D. Dina Friedman has published widely in literary journals (including Calyx, Xanadu, Common Ground Review, Bloodroot, Inkwell, Pacific Poetry and Fiction Review, Tsunami, The Sun, Anderbo, San Pedro River Review, Mount Hope, Rhino) and received two Pushcart Prize nominations for poetry and fiction. She has also published two young adult novels. Dina currently teach at the University of Massachusetts/Amherst, and is enrolled in the MFA program at Lesley University. Visit her website at www.ddinafriedman.com
we will know for sure we are as alone
as the grass, the river, the cat
curled into itself in the morning sun
who knows how to be alone, in ways we don’t
just as the river has found a way to be itself
And the mountains, the poor goats
milked for cheese, they have learned to be alone
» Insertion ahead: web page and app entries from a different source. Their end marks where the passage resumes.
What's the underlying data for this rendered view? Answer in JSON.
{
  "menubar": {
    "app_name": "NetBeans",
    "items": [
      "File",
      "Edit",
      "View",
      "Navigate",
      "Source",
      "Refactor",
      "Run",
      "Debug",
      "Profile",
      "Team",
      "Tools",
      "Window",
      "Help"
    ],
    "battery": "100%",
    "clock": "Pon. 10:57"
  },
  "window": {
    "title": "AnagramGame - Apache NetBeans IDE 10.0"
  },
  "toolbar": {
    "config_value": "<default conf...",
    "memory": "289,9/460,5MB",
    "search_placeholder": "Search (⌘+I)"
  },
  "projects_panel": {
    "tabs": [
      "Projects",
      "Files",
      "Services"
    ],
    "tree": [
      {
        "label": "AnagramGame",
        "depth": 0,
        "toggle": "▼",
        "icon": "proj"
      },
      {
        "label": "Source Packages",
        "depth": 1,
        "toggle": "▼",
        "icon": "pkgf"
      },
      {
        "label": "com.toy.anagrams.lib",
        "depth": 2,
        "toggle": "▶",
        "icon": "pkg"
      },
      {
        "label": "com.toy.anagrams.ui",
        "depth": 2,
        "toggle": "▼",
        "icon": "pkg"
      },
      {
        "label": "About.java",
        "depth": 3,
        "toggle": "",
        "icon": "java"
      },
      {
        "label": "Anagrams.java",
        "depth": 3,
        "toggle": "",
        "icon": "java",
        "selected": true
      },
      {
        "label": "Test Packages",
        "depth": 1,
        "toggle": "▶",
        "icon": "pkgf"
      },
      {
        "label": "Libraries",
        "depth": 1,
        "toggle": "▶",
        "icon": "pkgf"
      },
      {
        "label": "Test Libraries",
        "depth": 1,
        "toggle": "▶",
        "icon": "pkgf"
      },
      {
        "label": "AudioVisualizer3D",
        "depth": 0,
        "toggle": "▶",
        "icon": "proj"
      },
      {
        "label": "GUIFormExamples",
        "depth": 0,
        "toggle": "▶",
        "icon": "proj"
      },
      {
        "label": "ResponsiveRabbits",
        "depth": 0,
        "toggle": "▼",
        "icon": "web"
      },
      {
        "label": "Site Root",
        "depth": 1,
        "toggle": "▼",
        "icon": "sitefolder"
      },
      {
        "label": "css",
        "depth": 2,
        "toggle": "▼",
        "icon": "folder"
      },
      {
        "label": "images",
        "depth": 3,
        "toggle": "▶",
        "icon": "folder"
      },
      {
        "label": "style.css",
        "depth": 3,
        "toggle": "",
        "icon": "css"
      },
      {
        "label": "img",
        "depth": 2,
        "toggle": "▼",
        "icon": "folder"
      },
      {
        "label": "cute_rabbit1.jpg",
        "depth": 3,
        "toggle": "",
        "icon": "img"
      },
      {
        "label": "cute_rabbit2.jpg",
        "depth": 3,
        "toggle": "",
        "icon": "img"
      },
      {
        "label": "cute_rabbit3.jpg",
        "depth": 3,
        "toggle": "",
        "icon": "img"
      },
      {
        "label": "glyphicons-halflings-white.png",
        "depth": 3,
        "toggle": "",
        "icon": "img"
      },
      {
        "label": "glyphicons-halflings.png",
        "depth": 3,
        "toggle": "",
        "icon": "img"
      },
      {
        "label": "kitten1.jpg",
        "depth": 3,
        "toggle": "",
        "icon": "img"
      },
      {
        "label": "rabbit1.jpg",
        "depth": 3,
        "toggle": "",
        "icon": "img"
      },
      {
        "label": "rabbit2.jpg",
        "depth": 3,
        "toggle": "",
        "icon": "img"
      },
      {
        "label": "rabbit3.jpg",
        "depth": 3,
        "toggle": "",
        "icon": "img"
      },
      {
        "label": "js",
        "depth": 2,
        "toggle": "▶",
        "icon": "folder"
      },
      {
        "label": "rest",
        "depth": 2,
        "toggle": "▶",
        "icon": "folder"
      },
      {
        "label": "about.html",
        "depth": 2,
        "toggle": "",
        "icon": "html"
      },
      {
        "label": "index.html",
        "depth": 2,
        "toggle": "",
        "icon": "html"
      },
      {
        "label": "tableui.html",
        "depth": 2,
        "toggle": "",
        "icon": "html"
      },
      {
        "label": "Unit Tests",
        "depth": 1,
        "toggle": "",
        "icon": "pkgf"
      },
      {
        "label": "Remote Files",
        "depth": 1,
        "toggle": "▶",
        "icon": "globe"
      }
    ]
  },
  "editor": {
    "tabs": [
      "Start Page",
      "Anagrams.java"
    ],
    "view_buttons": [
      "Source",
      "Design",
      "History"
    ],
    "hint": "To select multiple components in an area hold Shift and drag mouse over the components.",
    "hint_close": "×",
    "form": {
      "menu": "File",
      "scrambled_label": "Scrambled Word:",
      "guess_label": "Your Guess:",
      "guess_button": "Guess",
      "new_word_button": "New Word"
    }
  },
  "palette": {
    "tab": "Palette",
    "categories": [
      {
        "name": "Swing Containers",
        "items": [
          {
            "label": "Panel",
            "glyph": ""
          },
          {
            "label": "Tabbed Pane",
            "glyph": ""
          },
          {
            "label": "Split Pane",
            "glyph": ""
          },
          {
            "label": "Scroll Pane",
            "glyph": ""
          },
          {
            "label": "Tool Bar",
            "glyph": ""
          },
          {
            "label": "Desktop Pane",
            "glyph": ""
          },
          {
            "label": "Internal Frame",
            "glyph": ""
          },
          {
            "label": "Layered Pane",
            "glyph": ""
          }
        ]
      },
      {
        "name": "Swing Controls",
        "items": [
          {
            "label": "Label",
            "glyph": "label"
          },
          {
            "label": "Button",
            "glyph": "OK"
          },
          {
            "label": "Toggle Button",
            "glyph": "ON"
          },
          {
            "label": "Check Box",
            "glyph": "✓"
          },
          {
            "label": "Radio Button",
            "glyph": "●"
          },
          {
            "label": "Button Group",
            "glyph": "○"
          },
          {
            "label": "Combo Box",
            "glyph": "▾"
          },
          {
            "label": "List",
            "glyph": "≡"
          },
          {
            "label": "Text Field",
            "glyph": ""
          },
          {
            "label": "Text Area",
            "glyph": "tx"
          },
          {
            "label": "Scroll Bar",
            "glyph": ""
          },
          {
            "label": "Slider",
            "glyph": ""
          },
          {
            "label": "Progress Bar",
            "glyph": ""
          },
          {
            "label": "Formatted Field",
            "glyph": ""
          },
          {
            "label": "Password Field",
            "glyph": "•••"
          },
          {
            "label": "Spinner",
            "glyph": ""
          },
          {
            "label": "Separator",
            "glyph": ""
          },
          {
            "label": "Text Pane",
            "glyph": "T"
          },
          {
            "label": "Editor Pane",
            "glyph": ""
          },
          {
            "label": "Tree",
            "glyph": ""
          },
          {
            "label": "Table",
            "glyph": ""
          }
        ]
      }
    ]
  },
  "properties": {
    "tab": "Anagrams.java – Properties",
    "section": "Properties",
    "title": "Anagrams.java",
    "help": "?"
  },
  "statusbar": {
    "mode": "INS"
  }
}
the wind too, has no song of community.
it laughs as we hold hands, or try to paddle out of eddies
against the current of who we are … some day
we’ll be able to live in our own skin
rejoice in the company of our breath
and the million cells that speak our secret words.
He No Longer Listens to Music
So much to be missed—the churchy piano chords
proselytizing tolerance, embrace of imperfection
wedged into the prescribed order of the universe,
like the song of the bassoon, proclaiming that all there is to be
is just as it is in the troubled heart. The chaos of dusk
settles rigid in his shoulders, repeated words
masquerade themselves as prayer. Who is left listening?
Once music is gone, God can’t be far behind
unless you believe in the supernatural origins
of percussive thunder. And what about art?
Ballet? Drama? The swaying shape
of the body? The seduction of color?
The big ideas, like why we were created
if not to create—and what in fact are we creating
but idols of ourselves
seeking houses where the heart can dance.
Narcissus in the New York Rain
I can’t see myself in these puddles.
The streets are too dark.
All they reflect is the half-eaten pizza ,
the flyer advertising discounts
at the local tanning salon
heading toward the sewers
Are there really alligators down there?
Can I write the drama of being eaten alive
details of teeth sinking into flesh.
Why are people looking at their feet?
Is it that risky to catch your reflection
in someone else’s eyes?